Your task is to reproduce the entries below word for word.
Excerpted records Start Marker
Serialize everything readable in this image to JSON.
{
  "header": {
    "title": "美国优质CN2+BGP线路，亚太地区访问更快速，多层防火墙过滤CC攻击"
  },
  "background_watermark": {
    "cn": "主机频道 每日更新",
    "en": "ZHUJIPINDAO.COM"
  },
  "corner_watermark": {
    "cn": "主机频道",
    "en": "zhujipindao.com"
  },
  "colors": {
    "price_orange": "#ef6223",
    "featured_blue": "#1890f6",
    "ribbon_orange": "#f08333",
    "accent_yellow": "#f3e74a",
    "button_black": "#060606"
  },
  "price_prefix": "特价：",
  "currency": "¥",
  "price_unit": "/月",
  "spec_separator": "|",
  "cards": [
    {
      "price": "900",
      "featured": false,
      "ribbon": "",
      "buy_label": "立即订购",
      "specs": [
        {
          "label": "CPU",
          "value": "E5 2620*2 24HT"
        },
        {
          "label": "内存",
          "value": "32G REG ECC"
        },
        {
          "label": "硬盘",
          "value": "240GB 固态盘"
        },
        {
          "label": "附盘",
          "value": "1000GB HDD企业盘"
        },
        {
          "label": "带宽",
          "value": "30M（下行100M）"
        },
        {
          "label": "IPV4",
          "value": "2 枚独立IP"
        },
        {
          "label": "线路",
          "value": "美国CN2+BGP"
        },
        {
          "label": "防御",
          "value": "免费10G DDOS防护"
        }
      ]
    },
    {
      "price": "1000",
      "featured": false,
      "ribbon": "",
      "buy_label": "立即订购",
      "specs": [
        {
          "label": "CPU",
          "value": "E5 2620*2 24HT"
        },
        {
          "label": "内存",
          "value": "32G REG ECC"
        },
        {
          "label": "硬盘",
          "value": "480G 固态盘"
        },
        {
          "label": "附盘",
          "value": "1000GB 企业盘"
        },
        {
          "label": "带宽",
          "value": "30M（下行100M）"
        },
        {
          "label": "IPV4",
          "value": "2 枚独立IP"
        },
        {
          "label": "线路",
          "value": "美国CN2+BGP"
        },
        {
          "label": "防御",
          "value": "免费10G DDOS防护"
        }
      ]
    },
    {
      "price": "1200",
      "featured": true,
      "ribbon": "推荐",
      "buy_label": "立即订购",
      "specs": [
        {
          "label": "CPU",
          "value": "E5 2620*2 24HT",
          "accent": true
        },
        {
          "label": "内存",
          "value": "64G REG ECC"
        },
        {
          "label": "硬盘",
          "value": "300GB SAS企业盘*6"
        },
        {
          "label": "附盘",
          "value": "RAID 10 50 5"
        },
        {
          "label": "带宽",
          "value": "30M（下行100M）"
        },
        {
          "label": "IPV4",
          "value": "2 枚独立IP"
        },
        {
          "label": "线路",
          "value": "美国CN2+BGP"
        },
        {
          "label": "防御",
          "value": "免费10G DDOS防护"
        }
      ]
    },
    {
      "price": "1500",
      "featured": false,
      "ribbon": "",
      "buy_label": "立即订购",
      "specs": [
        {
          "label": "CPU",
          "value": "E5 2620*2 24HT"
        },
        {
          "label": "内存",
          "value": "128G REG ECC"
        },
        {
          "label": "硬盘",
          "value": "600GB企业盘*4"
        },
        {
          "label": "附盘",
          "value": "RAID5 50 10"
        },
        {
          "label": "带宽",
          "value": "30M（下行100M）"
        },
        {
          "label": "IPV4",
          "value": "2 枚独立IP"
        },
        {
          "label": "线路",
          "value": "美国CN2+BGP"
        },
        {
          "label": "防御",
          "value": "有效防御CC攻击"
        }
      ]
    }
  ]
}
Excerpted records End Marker
### Output for this exercise
Serialize everything readable in this image to JSON.
{
  "header": {
    "title": "美国优质CN2+BGP线路，亚太地区访问更快速，多层防火墙过滤CC攻击"
  },
  "background_watermark": {
    "cn": "主机频道 每日更新",
    "en": "ZHUJIPINDAO.COM"
  },
  "corner_watermark": {
    "cn": "主机频道",
    "en": "zhujipindao.com"
  },
  "colors": {
    "price_orange": "#ef6223",
    "featured_blue": "#1890f6",
    "ribbon_orange": "#f08333",
    "accent_yellow": "#f3e74a",
    "button_black": "#060606"
  },
  "price_prefix": "特价：",
  "currency": "¥",
  "price_unit": "/月",
  "spec_separator": "|",
  "cards": [
    {
      "price": "900",
      "featured": false,
      "ribbon": "",
      "buy_label": "立即订购",
      "specs": [
        {
          "label": "CPU",
          "value": "E5 2620*2 24HT"
        },
        {
          "label": "内存",
          "value": "32G REG ECC"
        },
        {
          "label": "硬盘",
          "value": "240GB 固态盘"
        },
        {
          "label": "附盘",
          "value": "1000GB HDD企业盘"
        },
        {
          "label": "带宽",
          "value": "30M（下行100M）"
        },
        {
          "label": "IPV4",
          "value": "2 枚独立IP"
        },
        {
          "label": "线路",
          "value": "美国CN2+BGP"
        },
        {
          "label": "防御",
          "value": "免费10G DDOS防护"
        }
      ]
    },
    {
      "price": "1000",
      "featured": false,
      "ribbon": "",
      "buy_label": "立即订购",
      "specs": [
        {
          "label": "CPU",
          "value": "E5 2620*2 24HT"
        },
        {
          "label": "内存",
          "value": "32G REG ECC"
        },
        {
          "label": "硬盘",
          "value": "480G 固态盘"
        },
        {
          "label": "附盘",
          "value": "1000GB 企业盘"
        },
        {
          "label": "带宽",
          "value": "30M（下行100M）"
        },
        {
          "label": "IPV4",
          "value": "2 枚独立IP"
        },
        {
          "label": "线路",
          "value": "美国CN2+BGP"
        },
        {
          "label": "防御",
          "value": "免费10G DDOS防护"
        }
      ]
    },
    {
      "price": "1200",
      "featured": true,
      "ribbon": "推荐",
      "buy_label": "立即订购",
      "specs": [
        {
          "label": "CPU",
          "value": "E5 2620*2 24HT",
          "accent": true
        },
        {
          "label": "内存",
          "value": "64G REG ECC"
        },
        {
          "label": "硬盘",
          "value": "300GB SAS企业盘*6"
        },
        {
          "label": "附盘",
          "value": "RAID 10 50 5"
        },
        {
          "label": "带宽",
          "value": "30M（下行100M）"
        },
        {
          "label": "IPV4",
          "value": "2 枚独立IP"
        },
        {
          "label": "线路",
          "value": "美国CN2+BGP"
        },
        {
          "label": "防御",
          "value": "免费10G DDOS防护"
        }
      ]
    },
    {
      "price": "1500",
      "featured": false,
      "ribbon": "",
      "buy_label": "立即订购",
      "specs": [
        {
          "label": "CPU",
          "value": "E5 2620*2 24HT"
        },
        {
          "label": "内存",
          "value": "128G REG ECC"
        },
        {
          "label": "硬盘",
          "value": "600GB企业盘*4"
        },
        {
          "label": "附盘",
          "value": "RAID5 50 10"
        },
        {
          "label": "带宽",
          "value": "30M（下行100M）"
        },
        {
          "label": "IPV4",
          "value": "2 枚独立IP"
        },
        {
          "label": "线路",
          "value": "美国CN2+BGP"
        },
        {
          "label": "防御",
          "value": "有效防御CC攻击"
        }
      ]
    }
  ]
}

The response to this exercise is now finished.